I first met Tony Elwood in his office space several years ago during a project presentation his company had prepared for the public library. The space is full of color and leans toward minimal, industrial-chic design. The staff members who presented were enthusiastic, articulate and reflected the same relaxed yet professional energy of the space. When talking with Elwood about his work and environment, he uses the word relaxed quite often. Relaxed is a feeling, not a design component. Elwood emphasizes this to his employees and it shows. He does not believe that creating overly playful environments (including offices filled with the arcade machines and foosball tables we heard so much about in the 1990s) necessarily make a more productive or fully fun workplace. “Fun comes from personality, not stuff,” he says. Elwood believes leaders who are observant of their staff can find the creative edge within anyone.   He believes in building strong teams while allowing individual creativity to flourish.

It was at this point that my thinking on the creative workplace began to change. I expected Tony Elwood to share his ideas on clever design as a productivity driver. Instead he focuses mostly on the quality of relationships within the space—allowing for flexibility, and encouraging camaraderie. It certainly helps that the office spaces were deliberately painted with cool colors—blues and greens—and the public spaces with more vibrant tones, but ultimately I sense that none of this would matter without the determination and action of its creative leader.
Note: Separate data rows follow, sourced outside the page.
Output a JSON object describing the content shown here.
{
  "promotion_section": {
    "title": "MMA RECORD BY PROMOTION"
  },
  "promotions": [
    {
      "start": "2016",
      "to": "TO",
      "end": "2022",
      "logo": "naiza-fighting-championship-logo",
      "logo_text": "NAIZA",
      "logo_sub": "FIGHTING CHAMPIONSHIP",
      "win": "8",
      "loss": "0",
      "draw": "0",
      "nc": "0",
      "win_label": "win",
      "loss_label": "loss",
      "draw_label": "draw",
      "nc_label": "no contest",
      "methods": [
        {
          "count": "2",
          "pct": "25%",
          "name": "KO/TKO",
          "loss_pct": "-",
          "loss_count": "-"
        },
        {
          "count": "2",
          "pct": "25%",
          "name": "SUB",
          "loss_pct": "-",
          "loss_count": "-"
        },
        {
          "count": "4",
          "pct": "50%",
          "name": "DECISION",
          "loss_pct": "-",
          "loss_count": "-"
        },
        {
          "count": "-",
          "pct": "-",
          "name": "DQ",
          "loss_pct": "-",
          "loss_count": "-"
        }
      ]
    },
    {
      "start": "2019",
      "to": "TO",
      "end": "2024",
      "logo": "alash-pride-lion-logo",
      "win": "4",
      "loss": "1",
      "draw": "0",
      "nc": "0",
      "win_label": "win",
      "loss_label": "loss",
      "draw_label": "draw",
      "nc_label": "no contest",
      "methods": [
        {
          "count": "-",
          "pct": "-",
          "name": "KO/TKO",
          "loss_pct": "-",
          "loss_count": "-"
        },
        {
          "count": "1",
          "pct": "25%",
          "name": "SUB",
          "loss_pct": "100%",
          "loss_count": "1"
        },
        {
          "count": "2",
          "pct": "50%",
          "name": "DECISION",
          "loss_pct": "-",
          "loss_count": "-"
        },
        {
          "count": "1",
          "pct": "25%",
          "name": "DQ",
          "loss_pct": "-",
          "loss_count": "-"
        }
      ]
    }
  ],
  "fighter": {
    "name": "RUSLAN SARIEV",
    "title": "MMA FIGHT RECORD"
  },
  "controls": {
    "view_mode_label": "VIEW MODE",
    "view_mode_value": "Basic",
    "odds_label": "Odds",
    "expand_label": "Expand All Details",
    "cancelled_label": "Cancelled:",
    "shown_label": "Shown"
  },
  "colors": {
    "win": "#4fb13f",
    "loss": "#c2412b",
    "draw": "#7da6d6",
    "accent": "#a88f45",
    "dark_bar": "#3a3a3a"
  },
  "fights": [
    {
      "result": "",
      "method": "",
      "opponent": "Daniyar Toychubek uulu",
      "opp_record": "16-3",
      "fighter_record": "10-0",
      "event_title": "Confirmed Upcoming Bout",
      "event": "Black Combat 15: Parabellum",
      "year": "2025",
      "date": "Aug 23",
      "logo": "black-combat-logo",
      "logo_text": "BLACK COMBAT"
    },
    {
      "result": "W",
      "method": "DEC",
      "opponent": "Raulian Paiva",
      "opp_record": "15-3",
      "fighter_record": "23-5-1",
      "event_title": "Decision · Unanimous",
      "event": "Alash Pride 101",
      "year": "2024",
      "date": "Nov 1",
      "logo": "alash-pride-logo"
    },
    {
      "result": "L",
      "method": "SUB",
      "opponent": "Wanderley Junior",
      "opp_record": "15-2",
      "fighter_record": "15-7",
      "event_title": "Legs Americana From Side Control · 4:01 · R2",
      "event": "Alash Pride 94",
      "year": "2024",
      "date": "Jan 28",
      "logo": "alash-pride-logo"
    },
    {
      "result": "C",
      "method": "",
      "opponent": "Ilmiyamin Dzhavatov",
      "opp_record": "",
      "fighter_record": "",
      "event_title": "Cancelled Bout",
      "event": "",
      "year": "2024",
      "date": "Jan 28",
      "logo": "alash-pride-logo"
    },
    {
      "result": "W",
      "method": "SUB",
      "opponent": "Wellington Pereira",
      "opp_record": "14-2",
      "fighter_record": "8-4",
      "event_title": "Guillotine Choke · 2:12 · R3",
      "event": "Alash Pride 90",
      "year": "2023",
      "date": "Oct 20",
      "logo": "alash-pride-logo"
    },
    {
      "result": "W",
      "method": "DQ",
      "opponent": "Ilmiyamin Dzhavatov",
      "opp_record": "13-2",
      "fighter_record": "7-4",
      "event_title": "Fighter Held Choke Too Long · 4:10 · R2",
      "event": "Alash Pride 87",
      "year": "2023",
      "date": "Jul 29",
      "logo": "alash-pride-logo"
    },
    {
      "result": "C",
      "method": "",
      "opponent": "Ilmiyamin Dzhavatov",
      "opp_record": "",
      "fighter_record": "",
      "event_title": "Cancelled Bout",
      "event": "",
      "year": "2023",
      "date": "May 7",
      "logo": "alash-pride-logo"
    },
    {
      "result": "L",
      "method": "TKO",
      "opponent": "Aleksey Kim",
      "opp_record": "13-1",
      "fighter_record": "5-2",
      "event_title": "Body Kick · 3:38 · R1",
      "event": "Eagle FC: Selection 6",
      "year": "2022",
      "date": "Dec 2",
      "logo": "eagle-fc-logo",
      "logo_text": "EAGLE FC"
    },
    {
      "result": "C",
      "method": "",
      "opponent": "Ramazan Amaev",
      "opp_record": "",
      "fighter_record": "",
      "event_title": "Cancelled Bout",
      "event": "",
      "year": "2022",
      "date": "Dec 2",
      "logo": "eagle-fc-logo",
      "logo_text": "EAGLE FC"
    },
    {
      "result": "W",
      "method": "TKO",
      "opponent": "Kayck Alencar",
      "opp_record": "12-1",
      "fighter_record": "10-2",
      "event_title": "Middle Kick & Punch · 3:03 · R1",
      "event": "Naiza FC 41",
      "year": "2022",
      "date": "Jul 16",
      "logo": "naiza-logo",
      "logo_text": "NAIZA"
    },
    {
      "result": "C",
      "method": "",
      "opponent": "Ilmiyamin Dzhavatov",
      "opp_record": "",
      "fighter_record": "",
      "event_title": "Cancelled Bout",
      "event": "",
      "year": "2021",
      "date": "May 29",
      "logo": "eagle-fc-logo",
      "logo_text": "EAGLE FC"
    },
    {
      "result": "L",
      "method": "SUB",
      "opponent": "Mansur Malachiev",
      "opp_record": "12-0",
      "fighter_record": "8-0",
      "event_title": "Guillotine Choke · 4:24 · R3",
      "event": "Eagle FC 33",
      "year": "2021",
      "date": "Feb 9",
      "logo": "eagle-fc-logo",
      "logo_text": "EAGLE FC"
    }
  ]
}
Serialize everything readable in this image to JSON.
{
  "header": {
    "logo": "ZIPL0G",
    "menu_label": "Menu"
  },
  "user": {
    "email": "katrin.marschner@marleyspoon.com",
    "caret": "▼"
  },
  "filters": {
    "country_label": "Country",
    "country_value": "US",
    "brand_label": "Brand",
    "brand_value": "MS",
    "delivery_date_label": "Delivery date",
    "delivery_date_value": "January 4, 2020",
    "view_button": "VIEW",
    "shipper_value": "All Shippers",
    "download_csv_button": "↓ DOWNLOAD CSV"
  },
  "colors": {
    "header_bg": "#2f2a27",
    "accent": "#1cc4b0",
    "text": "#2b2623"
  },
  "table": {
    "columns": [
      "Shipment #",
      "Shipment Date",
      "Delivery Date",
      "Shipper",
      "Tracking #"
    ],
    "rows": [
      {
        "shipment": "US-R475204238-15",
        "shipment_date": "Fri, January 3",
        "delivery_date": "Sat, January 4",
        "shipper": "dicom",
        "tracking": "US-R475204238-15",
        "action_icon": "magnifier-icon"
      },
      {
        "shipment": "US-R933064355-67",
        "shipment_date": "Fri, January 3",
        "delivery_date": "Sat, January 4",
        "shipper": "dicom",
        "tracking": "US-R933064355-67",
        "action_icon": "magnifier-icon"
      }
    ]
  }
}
Looking outside the library walls for inspiration and insight works well. Translating these ideas back into the library workplace can take some real mental gymnastics. Making a more vibrant library experience for all our customers—public, staff and volunteers—makes it worth the flips and turns. Remember the fourth key to fostering creativity: encouraging innovation makes for  a creative environment. This often comes from the leader, manager or supervisor. Relax into allowance. See how individual styles of creativity can enhance your work space. This will only work if you mean it. If you are not comfortable with allowing creativity, ask for help. Encourage staff members to share more about themselves during staff meetings. And finally, ask them what would make coming to work more fun. Consider the suggestions of your staff members (a foosball machine is not required).

Keep the Creative Candle Burning

          Once you have created as much space as possible, provided the tools, blended areas and rejuvenated your commitment to creativity—what next? Pass the torch. Continue to create ways for staff to lead. There will be times when gentle reminders are needed—some of us tout our creativity more easily than others. Helene Blowers (personal communication, February 23, 2008), Director of Digital Strategy for Columbus Metropolitan Library says, “It’s not the job of managers to say yes or no to staff; it’s their job to create an environment where creativity and ideas are encouraged and supported into meaningful action.” Creativity yields creativity.



Dundon, E. (2002). The seeds of innovation: Cultivating the synergy that fosters new ideas. New York : AMACOM.  


Selected Books and Articles for Further Reading  

Becker, F. and Kelley, T. (2004). Offices at work: Uncommon workspace strategies that add value and improve performance. San Francisco : Jossey Bass.  

Benzel, R. (2005). Inspiring creativity: An anthology of powerful insights and practical ideas to guide you to successful creating. Playa del Rey , CA : Creativity Coaching Association Press.  

Garcia, C. (2007). Spaces of innovation and transformation: The case of IDEO. ARQ, 66, 54.  

Myerson, J. and Ross, P. (2006). Radical office design. New York : Abbeville Press.  

Pine, B. J. and Gilmore, J.H. (1999). The experience economy: Work is theater & every business a stage. Boston : Harvard Business School Press. 

Ray, M. and Myers, R. (1988). Creativity in business. New York : Main Street Books.  

Stewart, M. (2004). The other office: Creative workplace design. Basel , Switzerland : Birkhäuser Basel.  

Zelinsky, M. (2002). The inspired workspace: Designs for creativity and productivity. Glouster , MA : Rockport Publishers. 

last updated 07/10/2008